(Entries from a dataset of interfaces)
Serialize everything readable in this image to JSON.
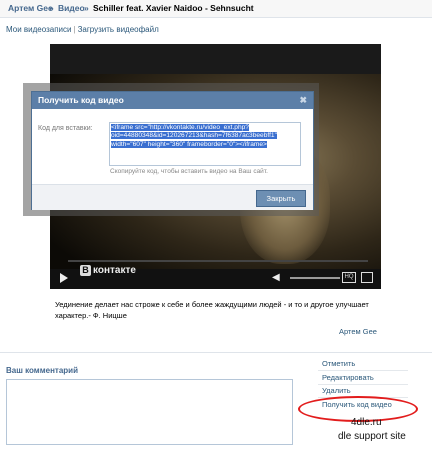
{
  "breadcrumb": {
    "user": "Артем Gee",
    "sep": "»",
    "section": "Видео",
    "title": "Schiller feat. Xavier Naidoo - Sehnsucht"
  },
  "sublinks": {
    "my_videos": "Мои видеозаписи",
    "separator": "|",
    "upload": "Загрузить видеофайл"
  },
  "player": {
    "logo_letter": "В",
    "logo_text": "контакте"
  },
  "dialog": {
    "title": "Получить код видео",
    "close": "✖",
    "label": "Код для вставки:",
    "code": "<iframe src=\"http://vkontakte.ru/video_ext.php?oid=44880348&id=120267213&hash=7f6387ac3beebff1\" width=\"607\" height=\"360\" frameborder=\"0\"></iframe>",
    "hint": "Скопируйте код, чтобы вставить видео на Ваш сайт.",
    "close_button": "Закрыть"
  },
  "description": "Уединение делает нас строже к себе и более жаждущими людей - и то и другое улучшает характер.- Ф. Ницше",
  "author": "Артем Gee",
  "comment": {
    "heading": "Ваш комментарий"
  },
  "actions": {
    "mark": "Отметить",
    "edit": "Редактировать",
    "delete": "Удалить",
    "get_code": "Получить код видео"
  },
  "watermark": {
    "line1": "4dle.ru",
    "line2": "dle support site"
  },
  "colors": {
    "link": "#2b587a",
    "accent": "#5c7fa8",
    "highlight_oval": "#e21c1c"
  }
}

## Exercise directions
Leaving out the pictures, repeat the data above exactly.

## Result below
Serialize everything readable in this image to JSON.
{
  "breadcrumb": {
    "user": "Артем Gee",
    "sep": "»",
    "section": "Видео",
    "title": "Schiller feat. Xavier Naidoo - Sehnsucht"
  },
  "sublinks": {
    "my_videos": "Мои видеозаписи",
    "separator": "|",
    "upload": "Загрузить видеофайл"
  },
  "player": {
    "logo_letter": "В",
    "logo_text": "контакте"
  },
  "dialog": {
    "title": "Получить код видео",
    "close": "✖",
    "label": "Код для вставки:",
    "code": "<iframe src=\"http://vkontakte.ru/video_ext.php?oid=44880348&id=120267213&hash=7f6387ac3beebff1\" width=\"607\" height=\"360\" frameborder=\"0\"></iframe>",
    "hint": "Скопируйте код, чтобы вставить видео на Ваш сайт.",
    "close_button": "Закрыть"
  },
  "description": "Уединение делает нас строже к себе и более жаждущими людей - и то и другое улучшает характер.- Ф. Ницше",
  "author": "Артем Gee",
  "comment": {
    "heading": "Ваш комментарий"
  },
  "actions": {
    "mark": "Отметить",
    "edit": "Редактировать",
    "delete": "Удалить",
    "get_code": "Получить код видео"
  },
  "watermark": {
    "line1": "4dle.ru",
    "line2": "dle support site"
  },
  "colors": {
    "link": "#2b587a",
    "accent": "#5c7fa8",
    "highlight_oval": "#e21c1c"
  }
}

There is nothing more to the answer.